Sleep is a natural process that the brain requires to keep proper functioning and maintain the health of the human body. Sleep occupies one third of human life and its deprivation causes negative consequences that may be physical, cognitive, or emotional. Suffering from inadequate sleep has been associated with chronic medical illness like diabetes, stroke, heart disease and Human immunodeficiency virus or Acquired immune deficiency syndrome (HIV/AIDS) [1, 2].
HIV/AIDS is a chronic, potentially life threatening condition caused by the HIV, which affects mostly the immune system and nervous system. It’s among the most overwhelming health problems throughout the world and especially in developing countries . It is estimated that 36.7 million people are living with HIV/AIDS in the world. In Ethiopia, the national adult HIV/AIDS prevalence has been reported to be 1.14%. It has been estimated that 542,121 adults and 178,500 children require antiretroviral treatment in Ethiopia . Sleep disturbance is one of the most prevalent symptoms in individuals infected with HIV/AIDS where 40% to 70% of individuals infected with HIV/AIDS are reporting significant sleep disturbances, including difficulty falling asleep, awakenings during the night, and reduced sleep time [5-7].

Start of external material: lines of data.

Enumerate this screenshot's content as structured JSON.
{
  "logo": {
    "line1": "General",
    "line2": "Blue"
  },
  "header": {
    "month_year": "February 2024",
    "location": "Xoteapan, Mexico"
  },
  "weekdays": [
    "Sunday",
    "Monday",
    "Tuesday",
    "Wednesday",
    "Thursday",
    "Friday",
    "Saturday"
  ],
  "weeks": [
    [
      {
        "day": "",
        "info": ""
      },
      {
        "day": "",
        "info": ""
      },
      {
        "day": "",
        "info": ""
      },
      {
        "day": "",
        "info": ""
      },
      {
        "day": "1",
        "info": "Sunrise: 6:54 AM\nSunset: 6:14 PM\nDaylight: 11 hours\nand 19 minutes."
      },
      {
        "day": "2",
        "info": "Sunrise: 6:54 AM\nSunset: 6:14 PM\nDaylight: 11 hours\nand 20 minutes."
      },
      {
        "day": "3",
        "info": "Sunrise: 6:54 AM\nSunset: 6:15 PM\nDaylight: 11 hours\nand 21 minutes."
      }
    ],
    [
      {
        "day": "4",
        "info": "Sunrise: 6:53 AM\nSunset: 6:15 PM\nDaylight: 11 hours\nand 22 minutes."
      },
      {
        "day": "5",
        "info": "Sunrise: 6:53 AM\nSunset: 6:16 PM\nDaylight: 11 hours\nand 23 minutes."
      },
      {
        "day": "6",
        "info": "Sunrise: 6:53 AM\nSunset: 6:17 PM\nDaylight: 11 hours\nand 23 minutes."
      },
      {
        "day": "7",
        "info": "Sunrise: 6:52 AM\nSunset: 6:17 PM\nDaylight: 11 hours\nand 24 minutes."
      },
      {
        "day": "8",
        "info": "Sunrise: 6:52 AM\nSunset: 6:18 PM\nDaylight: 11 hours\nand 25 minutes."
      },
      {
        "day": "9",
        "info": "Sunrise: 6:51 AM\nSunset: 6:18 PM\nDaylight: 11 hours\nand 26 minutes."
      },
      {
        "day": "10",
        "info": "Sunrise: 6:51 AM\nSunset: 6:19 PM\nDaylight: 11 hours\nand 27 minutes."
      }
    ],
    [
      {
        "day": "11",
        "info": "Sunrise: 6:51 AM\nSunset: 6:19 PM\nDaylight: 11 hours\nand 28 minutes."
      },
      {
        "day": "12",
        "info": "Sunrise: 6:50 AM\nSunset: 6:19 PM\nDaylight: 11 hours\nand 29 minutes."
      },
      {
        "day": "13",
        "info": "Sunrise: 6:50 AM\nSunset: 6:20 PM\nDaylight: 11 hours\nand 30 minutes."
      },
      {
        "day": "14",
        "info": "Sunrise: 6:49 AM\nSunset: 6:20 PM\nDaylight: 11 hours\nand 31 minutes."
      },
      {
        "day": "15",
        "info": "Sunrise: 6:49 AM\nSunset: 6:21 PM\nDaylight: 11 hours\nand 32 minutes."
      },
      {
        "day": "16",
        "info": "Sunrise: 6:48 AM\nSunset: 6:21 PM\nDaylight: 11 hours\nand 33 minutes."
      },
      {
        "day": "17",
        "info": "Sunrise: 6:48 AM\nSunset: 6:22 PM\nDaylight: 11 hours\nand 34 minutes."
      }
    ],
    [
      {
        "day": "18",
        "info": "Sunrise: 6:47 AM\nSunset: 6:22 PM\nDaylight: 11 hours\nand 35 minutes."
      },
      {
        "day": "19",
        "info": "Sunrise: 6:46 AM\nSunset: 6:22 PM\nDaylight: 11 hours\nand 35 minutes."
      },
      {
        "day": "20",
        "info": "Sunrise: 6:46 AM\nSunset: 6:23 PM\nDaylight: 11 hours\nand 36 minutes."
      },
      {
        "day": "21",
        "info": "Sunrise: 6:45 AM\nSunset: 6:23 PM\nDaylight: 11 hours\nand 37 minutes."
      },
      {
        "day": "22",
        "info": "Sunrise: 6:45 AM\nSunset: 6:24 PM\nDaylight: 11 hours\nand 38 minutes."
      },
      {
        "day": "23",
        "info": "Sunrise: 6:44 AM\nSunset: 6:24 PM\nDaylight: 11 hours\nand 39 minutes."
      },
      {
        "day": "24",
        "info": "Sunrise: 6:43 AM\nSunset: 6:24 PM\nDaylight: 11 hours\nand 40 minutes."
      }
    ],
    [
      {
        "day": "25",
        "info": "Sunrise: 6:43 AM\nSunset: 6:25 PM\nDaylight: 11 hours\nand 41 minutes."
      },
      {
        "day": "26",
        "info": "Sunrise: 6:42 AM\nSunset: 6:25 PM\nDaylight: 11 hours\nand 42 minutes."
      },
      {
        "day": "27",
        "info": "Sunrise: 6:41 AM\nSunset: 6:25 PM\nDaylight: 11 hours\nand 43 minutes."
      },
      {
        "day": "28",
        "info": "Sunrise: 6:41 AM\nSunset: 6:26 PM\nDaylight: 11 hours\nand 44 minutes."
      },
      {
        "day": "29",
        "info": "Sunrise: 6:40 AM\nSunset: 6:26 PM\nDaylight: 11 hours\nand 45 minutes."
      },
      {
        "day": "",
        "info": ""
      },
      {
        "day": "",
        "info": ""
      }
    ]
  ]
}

Sleep disturbance among people living with HIV/AIDS occurs throughout the stages of the infection, but more prevalent in the advanced stage. Despite this fact, still it receives little attention. This may be, because it is considered as a normal consequence of the disease and its treatment, or considered to be insignificant in comparison with other complications of HIV infection .
But sleep deprivation among people living with HIV/AIDS leads to various effects, such as impaired immune system, hampered physical performance, affected cell growth and repair, deteriorated neuronal connections and neuronal malfunctions . In addition, it may also increase the risk of cardiovascular morbidity and mortality, and the degree of suffering with psychiatric disorders .
According to study results, sleep disturbance is not only prevalent, but also there are more intense and distressful symptoms experienced by the HIV population. As a result, such individuals are less likely to adhere to their antiretroviral therapy regimens probably as a result of depression [6, 12-14].
A cross-sectional surveys conducted in China and France showed that prevalence of sleep disturbances and Poor sleep quality was 43.1% and 47% respectively. Prevalence of sleep disturbances differed significantly between those who suffered anxiety and depression and those who did not. Moreover, being male, a smoker, living single, being unemployed or moderately or seriously depressed were significantly associated with poor sleep quality [15, 16].
According to a survey conducted in Latin America countries Mexico and South East Brazil 58.6% and 46.7% had poor sleep quality respectively. Depressive symptoms, illicit drug use, a CD4 count < 200 cells/μl, and longer duration of HIV/AIDS diagnosis was positively associated with poor sleep quality[17, 18].
Similarly, studies conducted in Nigeria among HIV-positive outpatients reported that 46.2% in University of Calabar Teaching Hospital and 59.3% in Lagos State University Teaching Hospital had sleep disorders and poor sleep quality respectively. Elevated systolic blood pressure, shorter duration of HIV diagnosis and HAART type were associated with sleep disorders and poor sleep quality [19, 20].
Despite this significant health problems and higher prevalence, sleep quality among people with HIV/AIDS remains under-studied with no published study in Ethiopia. Therefore, the aim of this study was to assess the magnitude of sleep quality and it’s among people living with HIV/AIDS in Zewditu Memorial Hospital, Ethiopia.